As written in this informative article in the AS/COA website, today’s meetings could “refocus the Obama administration’s message of “co-responsibility” in the bilateral fight against drug cartels.” Yet it’s possible that today’s summit may also help address areas like trade, economic affairs and immigration.
As we mentioned last week, Mexican legislators are considering a comprehensive immigration bill that would grant more rights to immigrants both legal and undocumented. This stands in sharp contrast to several state initiatives across the border in the U.S. that seeks to restrict illegal immigration. In Texas, for instance, legislators are considering whether to permit local law enforcement officers to act as federal immigration agents. Other proposals would place a surcharge on remittances to Mexico, which could make a dent on a significant source of income for some Mexican families. Another idea is raising eyebrows for its unique stance on employers who hire undocumented migrants:
As proposed, House Bill 1202 would create tough state punishments for those who "intentionally, knowingly, or recklessly" hire an unauthorized immigrant. Violators could face up to two years in jail and a fine of up to $10,000.While today’s summit between the U.S. and Mexican presidents is a step in the right direction it will take more than meeting to tackle the many topics between the neighboring states.

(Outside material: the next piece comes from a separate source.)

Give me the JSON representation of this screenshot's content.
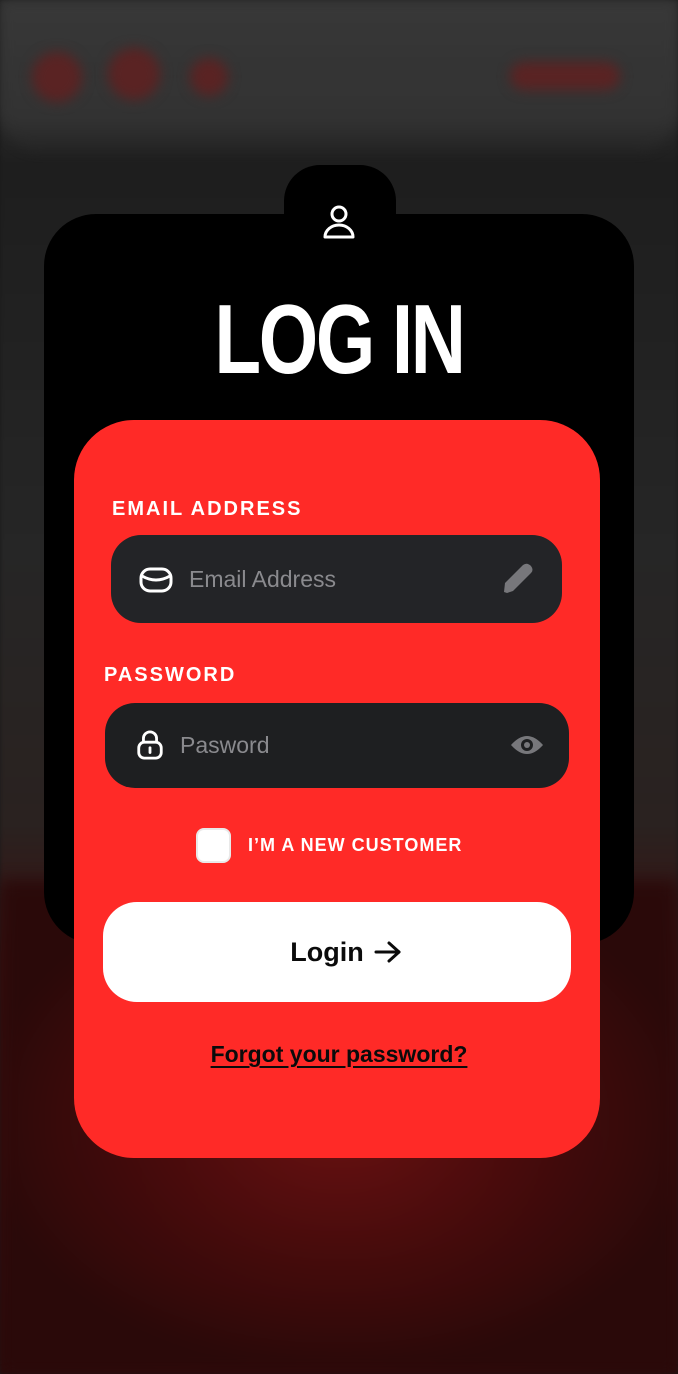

But it is an exception included in the bill that is drawing attention. Those who hire unauthorized immigrants would be in violation of the law -- unless they are hiring a maid, a lawn caretaker or another houseworker.
Video Source - YouTube
Online Sources- CNN, The Latin Americanist, AS/COA Online